As his heater began to thaw me out, I received a text. It was from Marble. A picture was attached. I did a double take. After a full night of singing and carousing and after not only nearly burning to death but also freezing to death, I wasn’t sure whether to believe my eyes. There he was, with that sly little smile of his, a woman on each arm, and I’ll be damned if he wasn’t standing on what looked like a Caribbean beach, the sun over his shoulder just beginning to peak over the horizon. I checked the date and time indicator on the text, and sure enough, the picture was taken five minutes prior.

I asked the Doctor to turn up the heat.

“It’s at max”, he responded. “But this should help.” He offered a flask. For his early morning house calls, I presumed. Hair of the dog for me. I obliged. I don’t know what kind of Doctor this guy was but he provided me the perfect prescription at just the right time.

I checked my look in the rear view mirror...a bit dicey but not bad considering the time of day after the evening before…and settled back in my seat wondering when Marble would be through town again. I freshened my lipstick, contemplating whether to ask this guy to take me to the nearest airport for a flight to the Caribbean to track him down, when my chauffeur cut his eyes towards me, a glint of recognition crossing his features.

“You’re a Marblelette, aren’t you? It seems like such a cool life. So glamorous!”

I motioned for another sip of his flask, took a dainty Marblelette pull and with a bit of a Marblelette smile responded,
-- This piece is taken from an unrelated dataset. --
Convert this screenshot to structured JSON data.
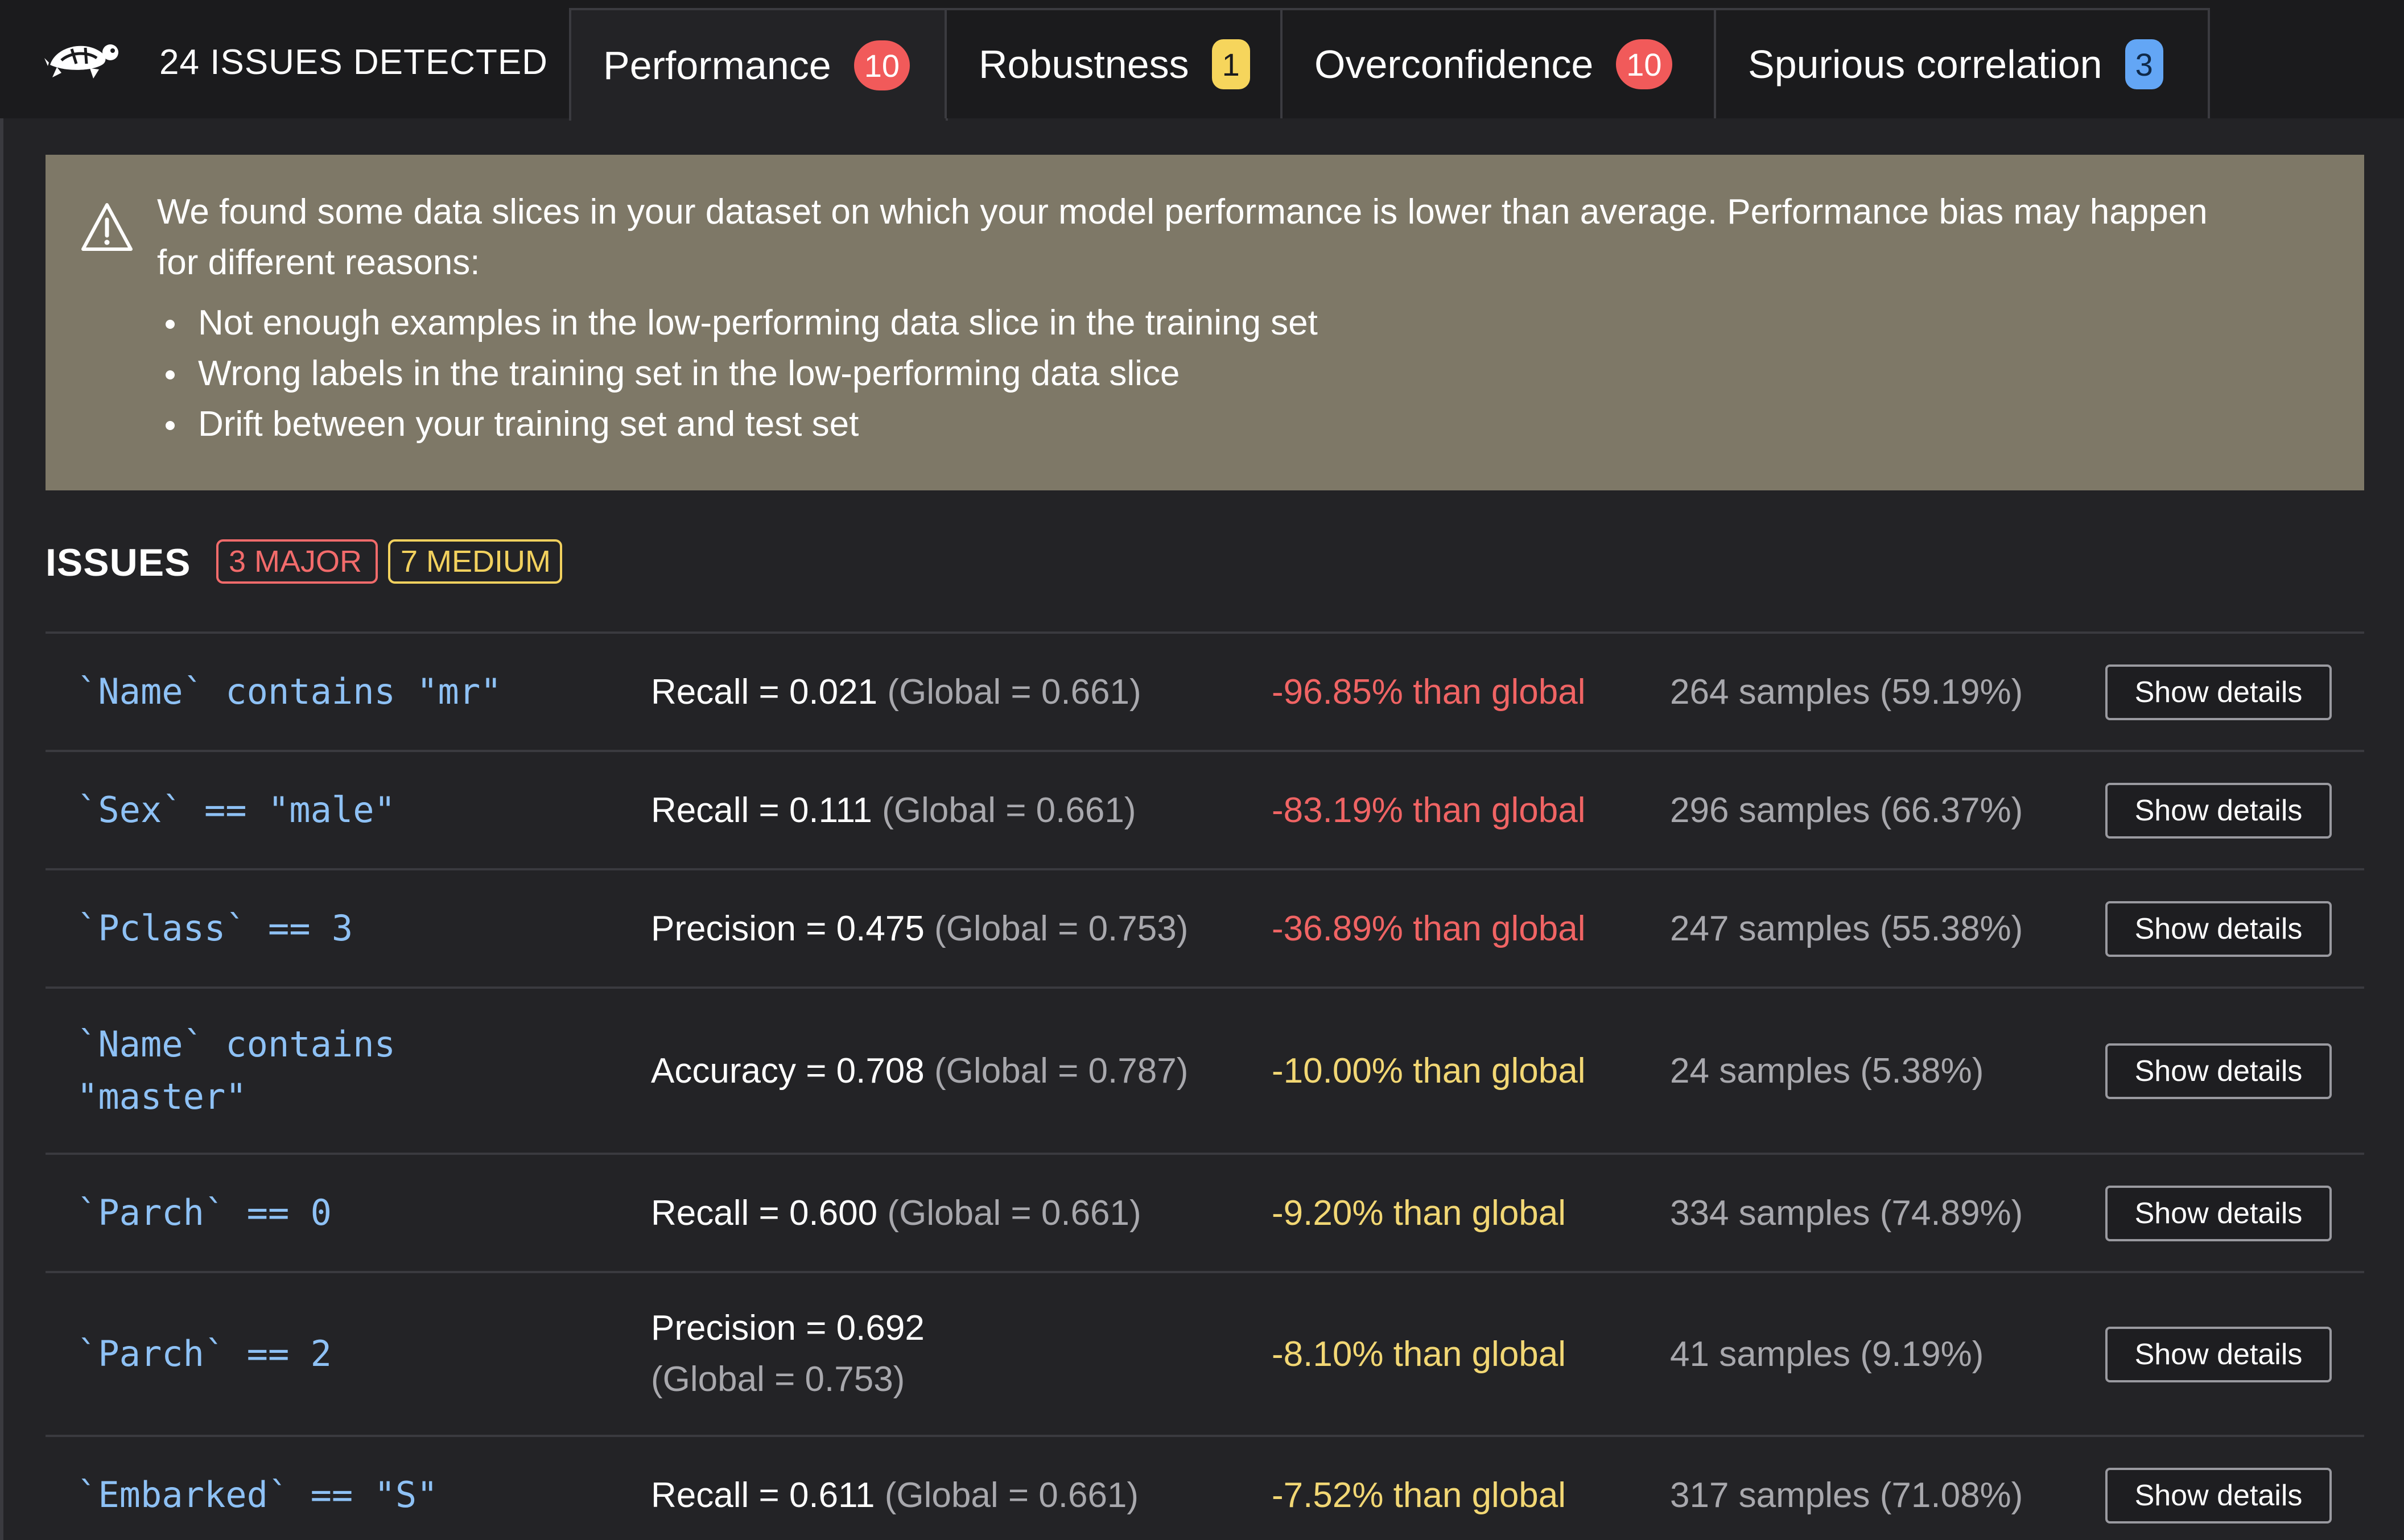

“Damn right it is!”

- This Sighting and Xperience recorded and submitted by Queen Victoria

Marble In Mississippi?

I was sittin on the Ground Zero porch in Clarksdale the other day, on that sofa with all the stuffing squeezing out of the torn Naugahide cover, when the old purple Ground Zero caddy crawled by real slow. It was dusk, and dusty and hard to see real clear; the back window was partially down; a waft of smoke curled out, but i could swear I saw Willie in the back seat, leaning forward with a bottle pressed to his lips.

- Submitted by Spud Turner, Clarksdale, Mississippi